  • 23. Compliance and Internal Audit Considerations Compliance Management/ Monitoring Considerations Internal Audit Considerations Regulatory Landscape 23 © 2014 Protiviti Inc. • • • • • • • • • • • • • • Organized within Compliance Management Proactively tests for compliance, Helps set policy, Monitors for compliance success Begins with a risk assessment and allocation of resources to monitor risk Challenge: FTE/Skilled Resources/Budget Begins with a risk assessment and allocation of resources to address risk Resources and budgets trending higher (accordingly co-source needs trending higher) Increased examiner scrutiny and expectation Increased compliance skills Changes are as diverse as they are complex Coordinated implementation of new regulation is necessary Pre-implementation project management and post-implementation monitoring Compliance with technical requirements is not enough Beware the “sleeper” requirements and regulatory guidance More changes are still coming (examples: Mortgage origination disclosures, Debt collections, Prepaid Cards)
  • 24. 2014 Suggested Plan Development Philosophy Risk Assessment We believe an internal audit plan should include: • Projects that you have to do • Projects you should do because of significant or emerging risk There are some projects that internal audit is required to do because of legislation/law or because of regulatory examiner expectation.
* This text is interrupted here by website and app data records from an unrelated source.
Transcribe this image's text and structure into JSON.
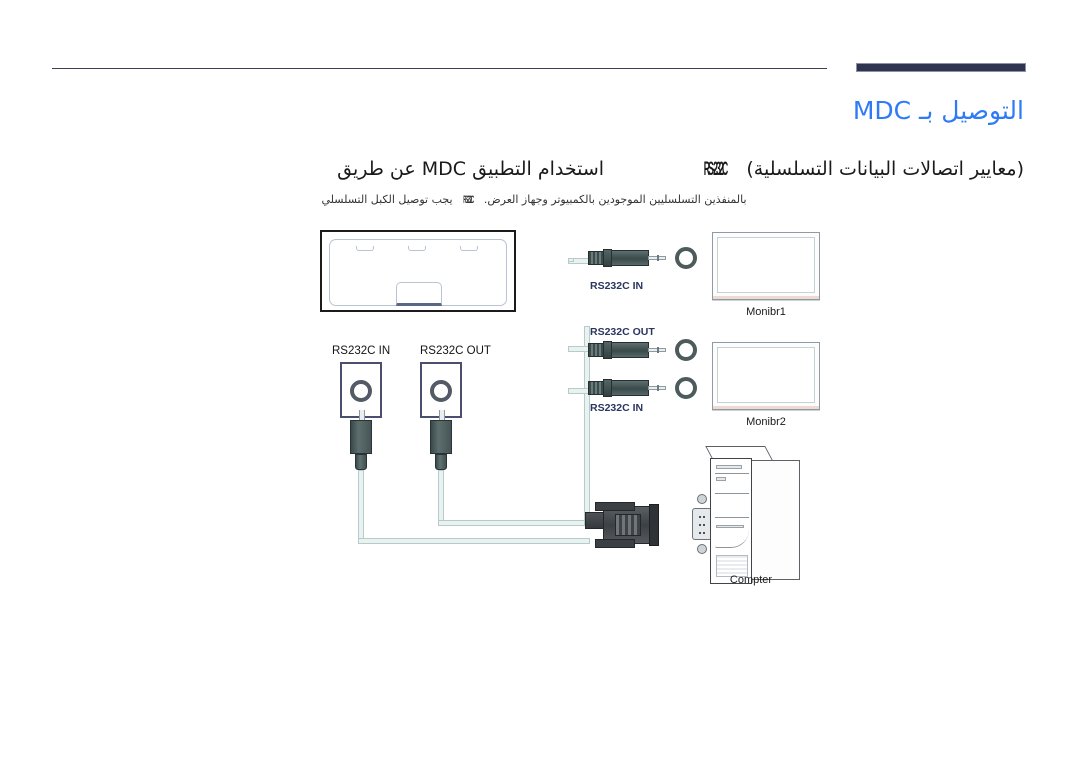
{
  "document": {
    "language": "ar",
    "direction": "rtl",
    "accent_color": "#2f7bf6",
    "header_bar_color": "#2e3350",
    "rule_color": "#3b3f57"
  },
  "header": {
    "title": "التوصيل بـ MDC"
  },
  "section": {
    "subtitle_before": "استخدام التطبيق MDC عن طريق",
    "subtitle_standard": "RS-232C",
    "subtitle_after": "(معايير اتصالات البيانات التسلسلية)",
    "note_before": "يجب توصيل الكبل التسلسلي",
    "note_standard": "RS-232C",
    "note_after": "بالمنفذين التسلسليين الموجودين بالكمبيوتر وجهاز العرض."
  },
  "diagram": {
    "name": "mdc-rs232c-connection-diagram",
    "display_panel": {
      "label": "display-rear-panel",
      "port_in_label": "RS232C IN",
      "port_out_label": "RS232C OUT"
    },
    "cable_labels": {
      "monitor1_in": "RS232C IN",
      "monitor2_out": "RS232C OUT",
      "monitor2_in": "RS232C IN"
    },
    "monitors": [
      {
        "label": "Monibr1"
      },
      {
        "label": "Monibr2"
      }
    ],
    "computer": {
      "label": "Compter"
    },
    "connector": {
      "type": "d-sub-9-pin-serial"
    }
  }
}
Avoid Radar • Projects you should cycle-in, • Projects requested by the Audit Committee, Management, or arise in the circumstances. 24 © 2014 Protiviti Inc. Projects related to Significant or Emerging Risk Annually Required Projects Management Special Projects There are some projects that may not create risk today, but which management requests internal audit assistance. Manage Risk Other Monitor Risk There are some projects that relate to significant or emerging risk areas, and should be addressed in the current year plan. Cycled Projects There are some projects that relate to well managed or controlled areas, which should be cycled-in to the current year plan.
  • 25. Resources Refer to Protiviti’s website for more resources related to Regulatory Compliance, Risk Management and Internal Audit Title Format Link 2014: The Year Ahead in Financial Services FS Insights Link Protecting Your Customers – Going Above and Beyond Regulatory Expectations POV Link New Consumer Protections Required for International Money Transfers Flash Report Link OCC Updates Guidance on Third-Party Relationships Flash Report Link Views on AML Transaction Monitoring Systems – From System Selection to Effective Governance Compilation of POV Series Link Guide to U.S. Anti-Money Laundering Requirements, Frequently Asked Questions, Fifth Edition Resource Guide Link Getting to Strong – What Banking Organizations Need to Know Whitepaper Link Top Priorities for Internal Audit in Financial Services Organizations Survey Link An Economist Intelligence Unit Restoring Confidence: Risk Management Capabilities in the Wake of the Research Program Sponsored by Financial Crisis Protiviti 25 © 2014 Protiviti Inc. Link
  • 26. Contacts Tim Long Managing Director, Global Regulatory Practice Leader Scott Jones Managing Director, U.S. FSI Internal Audit Practice Leader John Atkinson Director, Regulatory Practice Steven Stachowicz Director, U.S. Regulatory Practice Nicole Weber Associate Director, Regulatory Practice 26 © 2014 Protiviti Inc. Phone: 212-399-8637 Phone: 213-3271442 Phone: 404-926-4347 Phone: 312-931-8932 Phone: 952-249-2230
  • 27. 27 © 2014 Protiviti Inc.